The records that follow are to be reproduced exactly. Any pictures in them are left out.

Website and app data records
────────────────────────────────────────

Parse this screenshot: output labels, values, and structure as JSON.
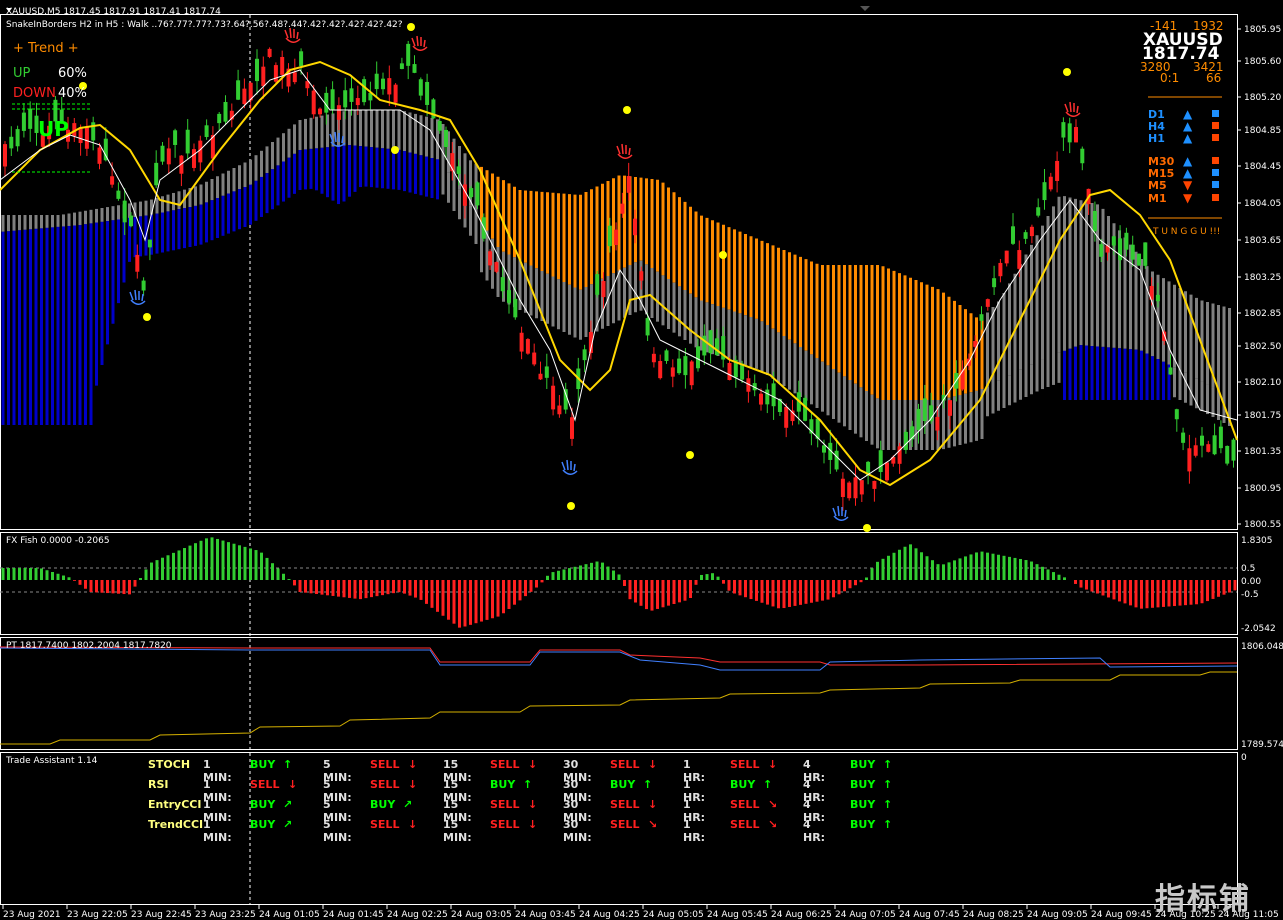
{
  "chart_header": {
    "symbol_line": "XAUUSD,M5  1817.45 1817.91 1817.41 1817.74",
    "indicator_line": "SnakeInBorders H2 in H5 :   Walk ..76?.77?.77?.73?.64?.56?.48?.44?.42?.42?.42?.42?.42?"
  },
  "trend_panel": {
    "title": "+   Trend   +",
    "up_label": "UP",
    "up_value": "60%",
    "down_label": "DOWN",
    "down_value": "40%",
    "arrow_text": "UP"
  },
  "price_box": {
    "left_top": "-141",
    "right_top": "1932",
    "symbol": "XAUUSD",
    "price": "1817.74",
    "left_mid": "3280",
    "right_mid": "3421",
    "ratio": "0:1",
    "right_bottom": "66"
  },
  "timeframes": [
    {
      "label": "D1",
      "dir": "▲",
      "color": "#1e90ff",
      "sq": "#1e90ff"
    },
    {
      "label": "H4",
      "dir": "▲",
      "color": "#1e90ff",
      "sq": "#ff4500"
    },
    {
      "label": "H1",
      "dir": "▲",
      "color": "#1e90ff",
      "sq": "#ff4500"
    },
    {
      "label": "M30",
      "dir": "▲",
      "color": "#ff6a00",
      "sq": "#ff4500"
    },
    {
      "label": "M15",
      "dir": "▲",
      "color": "#ff6a00",
      "sq": "#1e90ff"
    },
    {
      "label": "M5",
      "dir": "▼",
      "color": "#ff6a00",
      "sq": "#1e90ff"
    },
    {
      "label": "M1",
      "dir": "▼",
      "color": "#ff6a00",
      "sq": "#ff4500"
    }
  ],
  "wait_label": "T U N G G U !!!",
  "price_axis": [
    "1805.95",
    "1805.60",
    "1805.20",
    "1804.85",
    "1804.45",
    "1804.05",
    "1803.65",
    "1803.25",
    "1802.85",
    "1802.50",
    "1802.10",
    "1801.75",
    "1801.35",
    "1800.95",
    "1800.55"
  ],
  "fish": {
    "label": "FX Fish 0.0000 -0.2065",
    "axis": [
      "1.8305",
      "0.5",
      "0.00",
      "-0.5",
      "-2.0542"
    ]
  },
  "pt": {
    "label": "PT 1817.7400 1802.2004 1817.7820",
    "axis": [
      "1806.0488",
      "1789.5741"
    ]
  },
  "trade_assistant": {
    "label": "Trade Assistant 1.14",
    "axis": "0",
    "rows": [
      {
        "name": "STOCH",
        "cells": [
          {
            "tf": "1 MIN:",
            "sig": "BUY",
            "arrow": "↑"
          },
          {
            "tf": "5 MIN:",
            "sig": "SELL",
            "arrow": "↓"
          },
          {
            "tf": "15 MIN:",
            "sig": "SELL",
            "arrow": "↓"
          },
          {
            "tf": "30 MIN:",
            "sig": "SELL",
            "arrow": "↓"
          },
          {
            "tf": "1 HR:",
            "sig": "SELL",
            "arrow": "↓"
          },
          {
            "tf": "4 HR:",
            "sig": "BUY",
            "arrow": "↑"
          }
        ]
      },
      {
        "name": "RSI",
        "cells": [
          {
            "tf": "1 MIN:",
            "sig": "SELL",
            "arrow": "↓"
          },
          {
            "tf": "5 MIN:",
            "sig": "SELL",
            "arrow": "↓"
          },
          {
            "tf": "15 MIN:",
            "sig": "BUY",
            "arrow": "↑"
          },
          {
            "tf": "30 MIN:",
            "sig": "BUY",
            "arrow": "↑"
          },
          {
            "tf": "1 HR:",
            "sig": "BUY",
            "arrow": "↑"
          },
          {
            "tf": "4 HR:",
            "sig": "BUY",
            "arrow": "↑"
          }
        ]
      },
      {
        "name": "EntryCCI",
        "cells": [
          {
            "tf": "1 MIN:",
            "sig": "BUY",
            "arrow": "↗"
          },
          {
            "tf": "5 MIN:",
            "sig": "BUY",
            "arrow": "↗"
          },
          {
            "tf": "15 MIN:",
            "sig": "SELL",
            "arrow": "↓"
          },
          {
            "tf": "30 MIN:",
            "sig": "SELL",
            "arrow": "↓"
          },
          {
            "tf": "1 HR:",
            "sig": "SELL",
            "arrow": "↘"
          },
          {
            "tf": "4 HR:",
            "sig": "BUY",
            "arrow": "↑"
          }
        ]
      },
      {
        "name": "TrendCCI",
        "cells": [
          {
            "tf": "1 MIN:",
            "sig": "BUY",
            "arrow": "↗"
          },
          {
            "tf": "5 MIN:",
            "sig": "SELL",
            "arrow": "↓"
          },
          {
            "tf": "15 MIN:",
            "sig": "SELL",
            "arrow": "↓"
          },
          {
            "tf": "30 MIN:",
            "sig": "SELL",
            "arrow": "↘"
          },
          {
            "tf": "1 HR:",
            "sig": "SELL",
            "arrow": "↘"
          },
          {
            "tf": "4 HR:",
            "sig": "BUY",
            "arrow": "↑"
          }
        ]
      }
    ]
  },
  "time_axis": [
    "23 Aug 2021",
    "23 Aug 22:05",
    "23 Aug 22:45",
    "23 Aug 23:25",
    "24 Aug 01:05",
    "24 Aug 01:45",
    "24 Aug 02:25",
    "24 Aug 03:05",
    "24 Aug 03:45",
    "24 Aug 04:25",
    "24 Aug 05:05",
    "24 Aug 05:45",
    "24 Aug 06:25",
    "24 Aug 07:05",
    "24 Aug 07:45",
    "24 Aug 08:25",
    "24 Aug 09:05",
    "24 Aug 09:45",
    "24 Aug 10:25",
    "24 Aug 11:05"
  ],
  "watermark": "指标铺",
  "colors": {
    "buy": "#00ff00",
    "sell": "#ff2020",
    "bull": "#32cd32",
    "bear": "#ff2020",
    "ma_slow": "#ffd700",
    "ma_fast": "#ffffff",
    "band_blue": "#0000c8",
    "band_orange": "#ff8c00",
    "band_gray": "#808080"
  }
}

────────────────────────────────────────

Answer to this task
Parse this screenshot: output labels, values, and structure as JSON.
{
  "chart_header": {
    "symbol_line": "XAUUSD,M5  1817.45 1817.91 1817.41 1817.74",
    "indicator_line": "SnakeInBorders H2 in H5 :   Walk ..76?.77?.77?.73?.64?.56?.48?.44?.42?.42?.42?.42?.42?"
  },
  "trend_panel": {
    "title": "+   Trend   +",
    "up_label": "UP",
    "up_value": "60%",
    "down_label": "DOWN",
    "down_value": "40%",
    "arrow_text": "UP"
  },
  "price_box": {
    "left_top": "-141",
    "right_top": "1932",
    "symbol": "XAUUSD",
    "price": "1817.74",
    "left_mid": "3280",
    "right_mid": "3421",
    "ratio": "0:1",
    "right_bottom": "66"
  },
  "timeframes": [
    {
      "label": "D1",
      "dir": "▲",
      "color": "#1e90ff",
      "sq": "#1e90ff"
    },
    {
      "label": "H4",
      "dir": "▲",
      "color": "#1e90ff",
      "sq": "#ff4500"
    },
    {
      "label": "H1",
      "dir": "▲",
      "color": "#1e90ff",
      "sq": "#ff4500"
    },
    {
      "label": "M30",
      "dir": "▲",
      "color": "#ff6a00",
      "sq": "#ff4500"
    },
    {
      "label": "M15",
      "dir": "▲",
      "color": "#ff6a00",
      "sq": "#1e90ff"
    },
    {
      "label": "M5",
      "dir": "▼",
      "color": "#ff6a00",
      "sq": "#1e90ff"
    },
    {
      "label": "M1",
      "dir": "▼",
      "color": "#ff6a00",
      "sq": "#ff4500"
    }
  ],
  "wait_label": "T U N G G U !!!",
  "price_axis": [
    "1805.95",
    "1805.60",
    "1805.20",
    "1804.85",
    "1804.45",
    "1804.05",
    "1803.65",
    "1803.25",
    "1802.85",
    "1802.50",
    "1802.10",
    "1801.75",
    "1801.35",
    "1800.95",
    "1800.55"
  ],
  "fish": {
    "label": "FX Fish 0.0000 -0.2065",
    "axis": [
      "1.8305",
      "0.5",
      "0.00",
      "-0.5",
      "-2.0542"
    ]
  },
  "pt": {
    "label": "PT 1817.7400 1802.2004 1817.7820",
    "axis": [
      "1806.0488",
      "1789.5741"
    ]
  },
  "trade_assistant": {
    "label": "Trade Assistant 1.14",
    "axis": "0",
    "rows": [
      {
        "name": "STOCH",
        "cells": [
          {
            "tf": "1 MIN:",
            "sig": "BUY",
            "arrow": "↑"
          },
          {
            "tf": "5 MIN:",
            "sig": "SELL",
            "arrow": "↓"
          },
          {
            "tf": "15 MIN:",
            "sig": "SELL",
            "arrow": "↓"
          },
          {
            "tf": "30 MIN:",
            "sig": "SELL",
            "arrow": "↓"
          },
          {
            "tf": "1 HR:",
            "sig": "SELL",
            "arrow": "↓"
          },
          {
            "tf": "4 HR:",
            "sig": "BUY",
            "arrow": "↑"
          }
        ]
      },
      {
        "name": "RSI",
        "cells": [
          {
            "tf": "1 MIN:",
            "sig": "SELL",
            "arrow": "↓"
          },
          {
            "tf": "5 MIN:",
            "sig": "SELL",
            "arrow": "↓"
          },
          {
            "tf": "15 MIN:",
            "sig": "BUY",
            "arrow": "↑"
          },
          {
            "tf": "30 MIN:",
            "sig": "BUY",
            "arrow": "↑"
          },
          {
            "tf": "1 HR:",
            "sig": "BUY",
            "arrow": "↑"
          },
          {
            "tf": "4 HR:",
            "sig": "BUY",
            "arrow": "↑"
          }
        ]
      },
      {
        "name": "EntryCCI",
        "cells": [
          {
            "tf": "1 MIN:",
            "sig": "BUY",
            "arrow": "↗"
          },
          {
            "tf": "5 MIN:",
            "sig": "BUY",
            "arrow": "↗"
          },
          {
            "tf": "15 MIN:",
            "sig": "SELL",
            "arrow": "↓"
          },
          {
            "tf": "30 MIN:",
            "sig": "SELL",
            "arrow": "↓"
          },
          {
            "tf": "1 HR:",
            "sig": "SELL",
            "arrow": "↘"
          },
          {
            "tf": "4 HR:",
            "sig": "BUY",
            "arrow": "↑"
          }
        ]
      },
      {
        "name": "TrendCCI",
        "cells": [
          {
            "tf": "1 MIN:",
            "sig": "BUY",
            "arrow": "↗"
          },
          {
            "tf": "5 MIN:",
            "sig": "SELL",
            "arrow": "↓"
          },
          {
            "tf": "15 MIN:",
            "sig": "SELL",
            "arrow": "↓"
          },
          {
            "tf": "30 MIN:",
            "sig": "SELL",
            "arrow": "↘"
          },
          {
            "tf": "1 HR:",
            "sig": "SELL",
            "arrow": "↘"
          },
          {
            "tf": "4 HR:",
            "sig": "BUY",
            "arrow": "↑"
          }
        ]
      }
    ]
  },
  "time_axis": [
    "23 Aug 2021",
    "23 Aug 22:05",
    "23 Aug 22:45",
    "23 Aug 23:25",
    "24 Aug 01:05",
    "24 Aug 01:45",
    "24 Aug 02:25",
    "24 Aug 03:05",
    "24 Aug 03:45",
    "24 Aug 04:25",
    "24 Aug 05:05",
    "24 Aug 05:45",
    "24 Aug 06:25",
    "24 Aug 07:05",
    "24 Aug 07:45",
    "24 Aug 08:25",
    "24 Aug 09:05",
    "24 Aug 09:45",
    "24 Aug 10:25",
    "24 Aug 11:05"
  ],
  "watermark": "指标铺",
  "colors": {
    "buy": "#00ff00",
    "sell": "#ff2020",
    "bull": "#32cd32",
    "bear": "#ff2020",
    "ma_slow": "#ffd700",
    "ma_fast": "#ffffff",
    "band_blue": "#0000c8",
    "band_orange": "#ff8c00",
    "band_gray": "#808080"
  }
}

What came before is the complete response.